Another obstacle to in-fill development

Want to give you some insight into why, exactly, its so hard for LA to add more housing.

Here’s a perfect example:

We own a big, R3 lot in an improving area, bordered by two alleys.

This ought to be a super easy lot to develop and, indeed, we are in the process of obtaining permits for a new building.

The pr0blem we have is a utility pole whose guy wire (basically, a cable holding the pole up) blocks access to our lot in a way that complicates the parking layout.

There are two solutions:

  1. Re-design the parking and the building to avoid the wire, resulting in a worse design and higher construction costs (because we need to use parking lifts); or
  2. Move the pole

Now, moving a pole ought to be pretty simple. It’s basically a few guys and a truck working for a few days. We’ve heard estimates that this ought to cost in the range of $30-50k. Really expensive, but not fatal to the deal.

The problem? Timing.

Because DWP is a state-owned monopoly with ZERO incentive to do much of anything, there is literally no way to know, with any certainty, whether moving the pole is feasible, how much it would cost, and how long it would take.

In case you haven’t figured it out from reading my blog, the one thing I absolutely can’t stand, it’s uncertainty… because I can’t sell “I don’t know” or “maybe” to my investors.

Bottom line: We may end up just the existing structures on the lot. It’s way less hassle… but the city loses a bunch of units it could have had.

Why the Fed’s growth forecast matters

If you follow macro-economic news, today was a big day.

In addition to raising short-term interest rates, the Federal Reserve bumped up its estimate for economic growth in 2018, from 2.1% to 2.5%.

The question for LA landlords is whether this increased growth rate will result in additional jobs / wage growth.

Why should landlords care?

Employment growth is the single most important factor driving rents. It’s pretty obvious why… more people with jobs means more people looking for apartments. More people looking for apartments means more demand, and more demand without additional supply means higher prices (eg rents).

Wage growth is probably the second most important factor. Over the past several years, rent growth in core LA has outpaced wage growth by a pretty large margin… like 5-8% vs. 2%. To the extent that wage growth accelerates, landlords ought to be able to keep pushing up rents, too.

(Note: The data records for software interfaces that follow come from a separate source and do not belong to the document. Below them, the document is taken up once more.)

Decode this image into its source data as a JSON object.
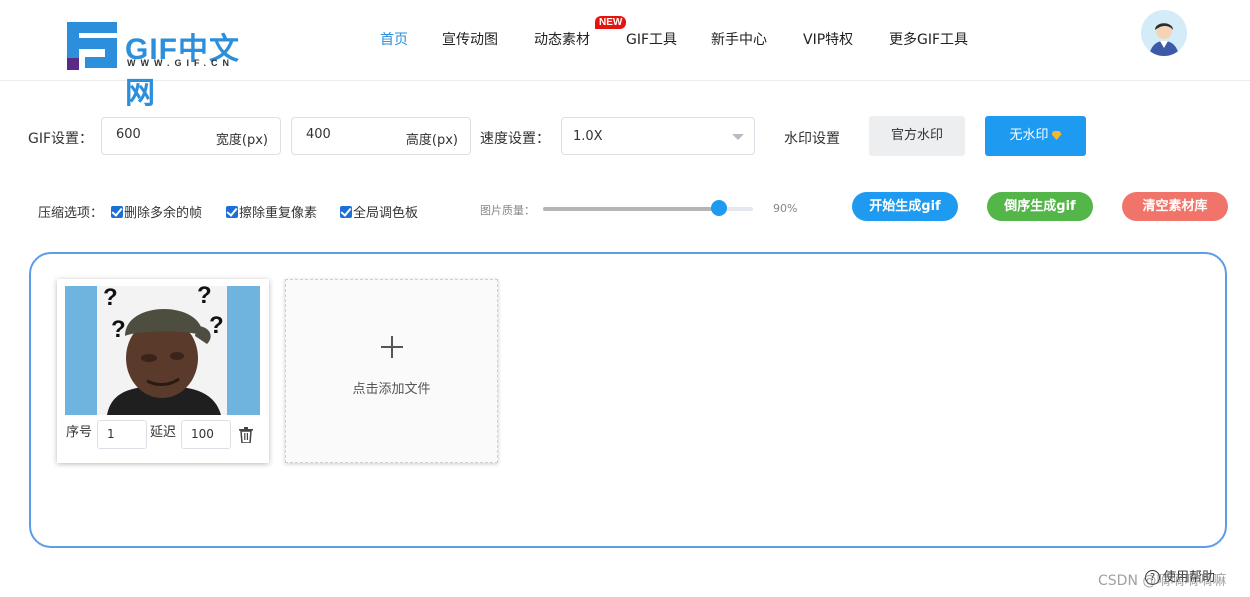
{
  "header": {
    "logo_text": "GIF中文网",
    "logo_sub": "WWW.GIF.CN",
    "nav": [
      {
        "label": "首页",
        "active": true
      },
      {
        "label": "宣传动图"
      },
      {
        "label": "动态素材"
      },
      {
        "label": "GIF工具"
      },
      {
        "label": "新手中心"
      },
      {
        "label": "VIP特权"
      },
      {
        "label": "更多GIF工具"
      }
    ],
    "new_badge": "NEW"
  },
  "settings": {
    "gif_label": "GIF设置：",
    "width_value": "600",
    "width_unit": "宽度(px)",
    "height_value": "400",
    "height_unit": "高度(px)",
    "speed_label": "速度设置：",
    "speed_value": "1.0X",
    "watermark_label": "水印设置",
    "watermark_official": "官方水印",
    "watermark_none": "无水印"
  },
  "compress": {
    "label": "压缩选项：",
    "options": [
      {
        "label": "删除多余的帧",
        "checked": true
      },
      {
        "label": "擦除重复像素",
        "checked": true
      },
      {
        "label": "全局调色板",
        "checked": true
      }
    ],
    "quality_label": "图片质量：",
    "quality_value": "90%",
    "quality_fraction": 0.9
  },
  "actions": {
    "start": "开始生成gif",
    "reverse": "倒序生成gif",
    "clear": "清空素材库",
    "colors": {
      "start": "#1e9bf0",
      "reverse": "#54b648",
      "clear": "#f07469"
    }
  },
  "frames": [
    {
      "order_label": "序号",
      "order": "1",
      "delay_label": "延迟",
      "delay": "100"
    }
  ],
  "add_file": "点击添加文件",
  "footer": {
    "help": "使用帮助",
    "watermark": "CSDN @嘀嘀嘀嘀嘛"
  }
}
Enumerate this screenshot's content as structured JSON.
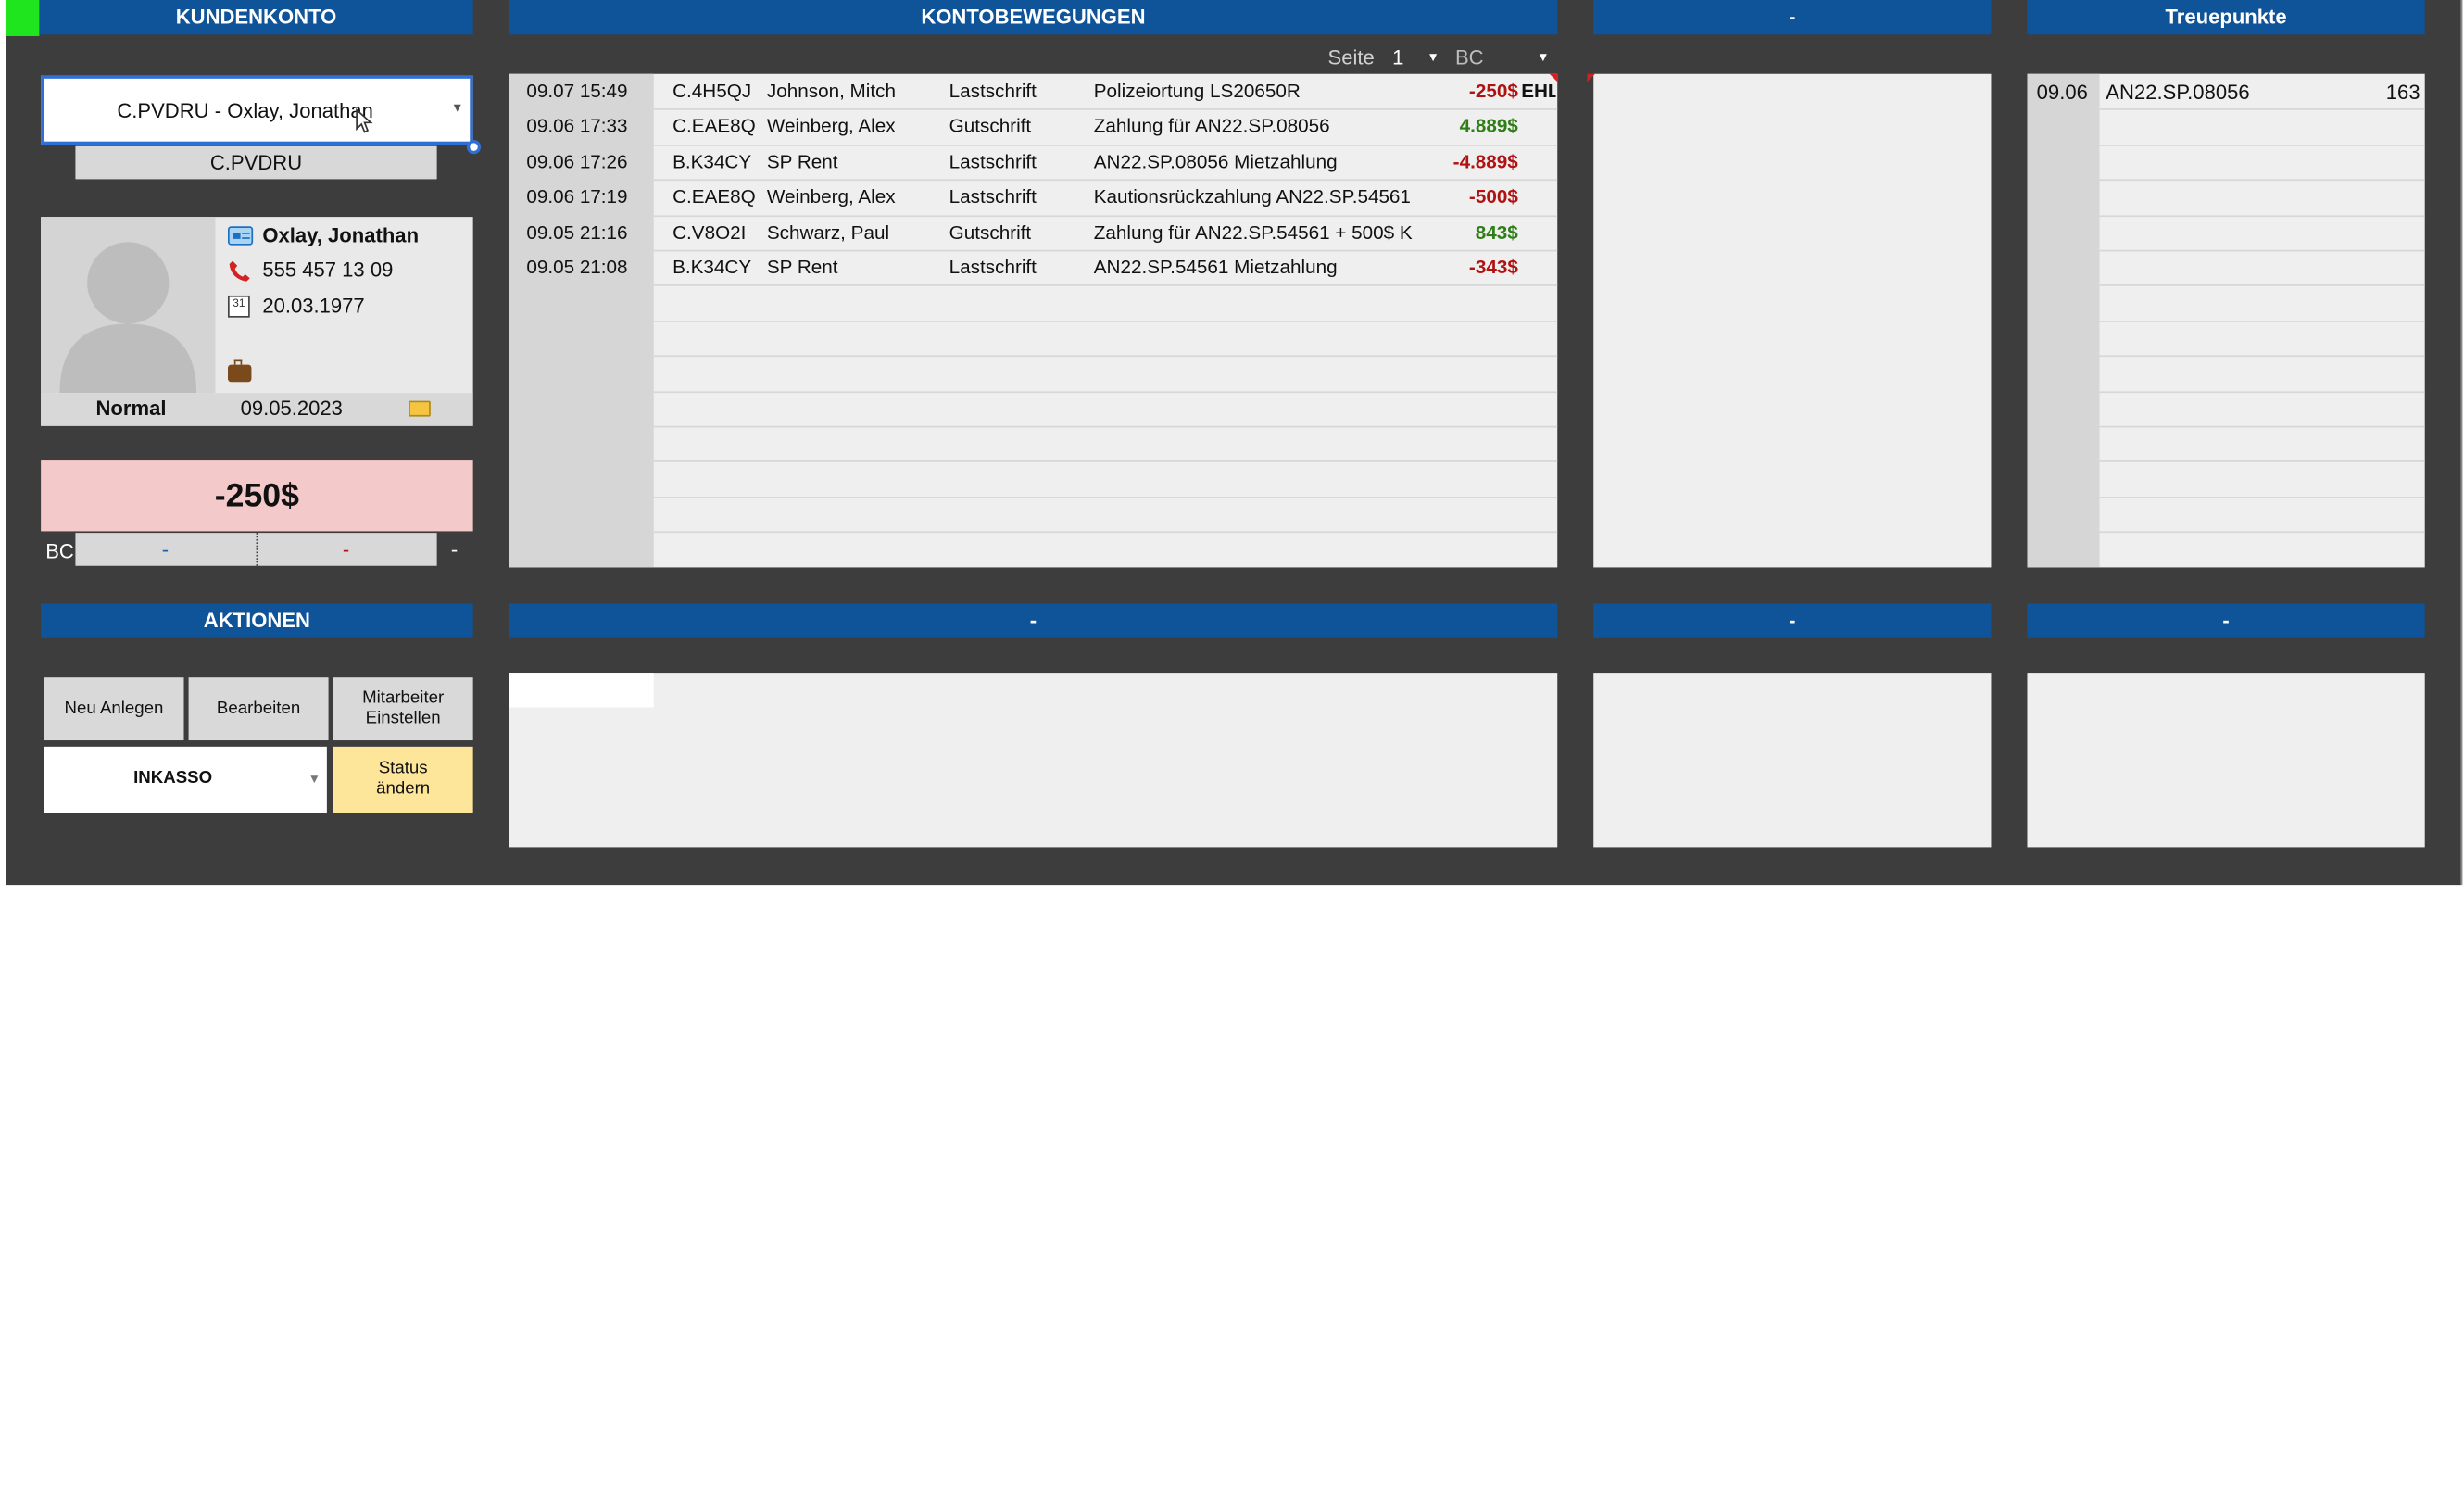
{
  "headers": {
    "kundenkonto": "KUNDENKONTO",
    "kontobewegungen": "KONTOBEWEGUNGEN",
    "third": "-",
    "treuepunkte": "Treuepunkte",
    "aktionen": "AKTIONEN",
    "bottom_mid": "-",
    "bottom_third": "-",
    "bottom_right": "-"
  },
  "customer": {
    "selector_value": "C.PVDRU - Oxlay, Jonathan",
    "code": "C.PVDRU",
    "name": "Oxlay, Jonathan",
    "phone": "555 457 13 09",
    "birthdate": "20.03.1977",
    "status": "Normal",
    "date": "09.05.2023",
    "balance": "-250$",
    "bc_label": "BC",
    "bc_value1": "-",
    "bc_value2": "-",
    "bc_value3": "-"
  },
  "pager": {
    "label": "Seite",
    "page": "1",
    "filter": "BC"
  },
  "transactions": [
    {
      "datetime": "09.07 15:49",
      "code": "C.4H5QJ",
      "name": "Johnson, Mitch",
      "type": "Lastschrift",
      "desc": "Polizeiortung LS20650R",
      "amount": "-250$",
      "sign": "neg",
      "extra": "EHL"
    },
    {
      "datetime": "09.06 17:33",
      "code": "C.EAE8Q",
      "name": "Weinberg, Alex",
      "type": "Gutschrift",
      "desc": "Zahlung für AN22.SP.08056",
      "amount": "4.889$",
      "sign": "pos",
      "extra": ""
    },
    {
      "datetime": "09.06 17:26",
      "code": "B.K34CY",
      "name": "SP Rent",
      "type": "Lastschrift",
      "desc": "AN22.SP.08056 Mietzahlung",
      "amount": "-4.889$",
      "sign": "neg",
      "extra": ""
    },
    {
      "datetime": "09.06 17:19",
      "code": "C.EAE8Q",
      "name": "Weinberg, Alex",
      "type": "Lastschrift",
      "desc": "Kautionsrückzahlung AN22.SP.54561",
      "amount": "-500$",
      "sign": "neg",
      "extra": ""
    },
    {
      "datetime": "09.05 21:16",
      "code": "C.V8O2I",
      "name": "Schwarz, Paul",
      "type": "Gutschrift",
      "desc": "Zahlung für AN22.SP.54561 + 500$ K",
      "amount": "843$",
      "sign": "pos",
      "extra": ""
    },
    {
      "datetime": "09.05 21:08",
      "code": "B.K34CY",
      "name": "SP Rent",
      "type": "Lastschrift",
      "desc": "AN22.SP.54561 Mietzahlung",
      "amount": "-343$",
      "sign": "neg",
      "extra": ""
    }
  ],
  "loyalty": [
    {
      "date": "09.06",
      "ref": "AN22.SP.08056",
      "points": "163"
    }
  ],
  "actions": {
    "new": "Neu Anlegen",
    "edit": "Bearbeiten",
    "staff_line1": "Mitarbeiter",
    "staff_line2": "Einstellen",
    "inkasso": "INKASSO",
    "status_line1": "Status",
    "status_line2": "ändern"
  },
  "colors": {
    "header_blue": "#0f5399",
    "background_dark": "#3d3d3d",
    "panel_light": "#efefef",
    "negative": "#b01212",
    "positive": "#2e7d16",
    "balance_bg": "#f3c9c9",
    "status_button": "#fde59a",
    "marker_green": "#1fe51f"
  },
  "icons": [
    "contact-card-icon",
    "phone-icon",
    "calendar-icon",
    "briefcase-icon",
    "folder-icon",
    "dropdown-arrow-icon",
    "mouse-cursor-icon"
  ]
}
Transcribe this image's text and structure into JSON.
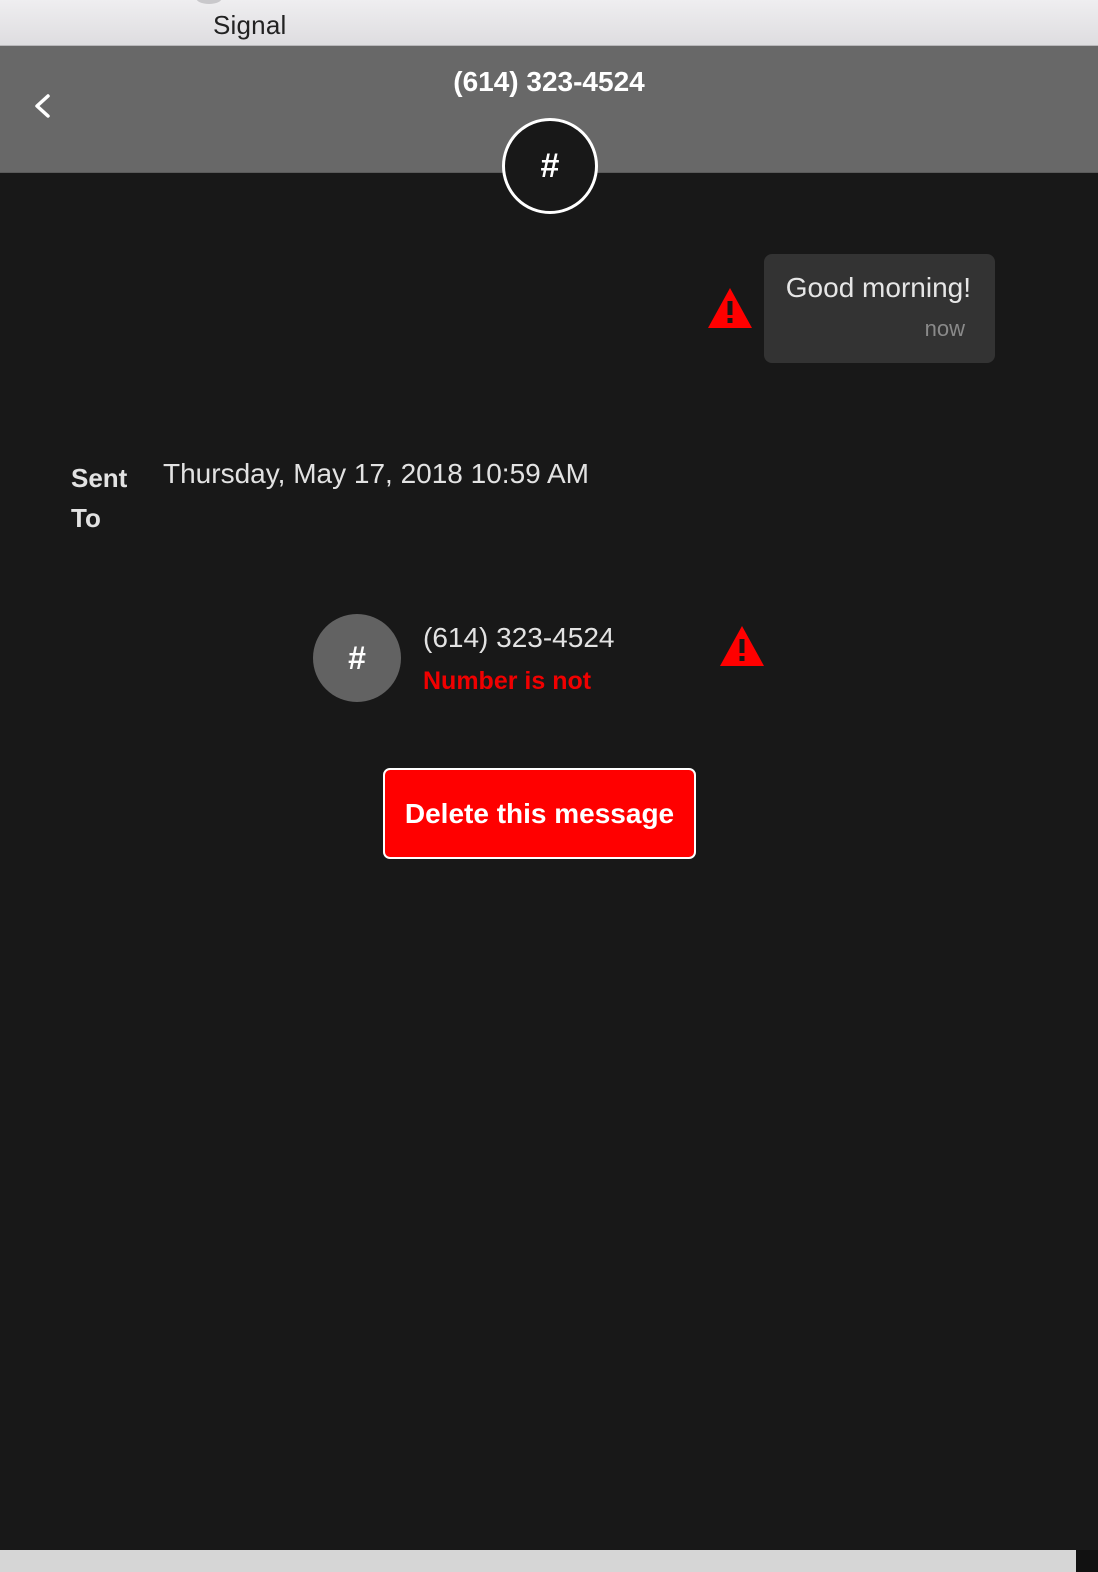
{
  "window": {
    "title": "Signal"
  },
  "header": {
    "title": "(614) 323-4524",
    "avatar_initial": "#"
  },
  "message": {
    "text": "Good morning!",
    "time": "now",
    "status": "error"
  },
  "details": {
    "sent_label": "Sent",
    "to_label": "To",
    "sent_value": "Thursday, May 17, 2018 10:59 AM"
  },
  "recipient": {
    "avatar_initial": "#",
    "number": "(614) 323-4524",
    "error": "Number is not"
  },
  "actions": {
    "delete_label": "Delete this message"
  },
  "icons": {
    "back": "chevron-left-icon",
    "warning": "warning-icon"
  },
  "colors": {
    "background": "#181818",
    "header": "#686868",
    "bubble": "#333333",
    "error": "#ff0000"
  }
}
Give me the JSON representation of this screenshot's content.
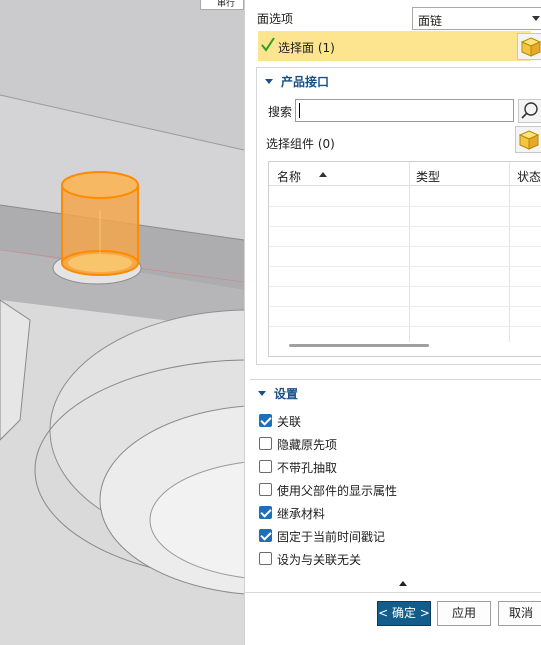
{
  "viewport": {
    "top_chip": "串行"
  },
  "face_option": {
    "label": "面选项",
    "value": "面链"
  },
  "selection": {
    "label": "选择面 (1)"
  },
  "product_interface": {
    "header": "产品接口",
    "search_label": "搜索",
    "search_value": "",
    "select_component": "选择组件 (0)",
    "columns": [
      "名称",
      "类型",
      "状态"
    ]
  },
  "settings": {
    "header": "设置",
    "options": [
      {
        "label": "关联",
        "checked": true
      },
      {
        "label": "隐藏原先项",
        "checked": false
      },
      {
        "label": "不带孔抽取",
        "checked": false
      },
      {
        "label": "使用父部件的显示属性",
        "checked": false
      },
      {
        "label": "继承材料",
        "checked": true
      },
      {
        "label": "固定于当前时间戳记",
        "checked": true
      },
      {
        "label": "设为与关联无关",
        "checked": false
      }
    ]
  },
  "buttons": {
    "ok": "< 确定 >",
    "apply": "应用",
    "cancel": "取消"
  },
  "colors": {
    "accent": "#135d8c",
    "highlight": "#fde48f",
    "check": "#1c6fb8",
    "header": "#1b4f86"
  }
}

We have a bunch of smaller projects going into lease-up in January / February. Will be interesting to see what effect the “animal spirits” loose in the economy have on our lease ups.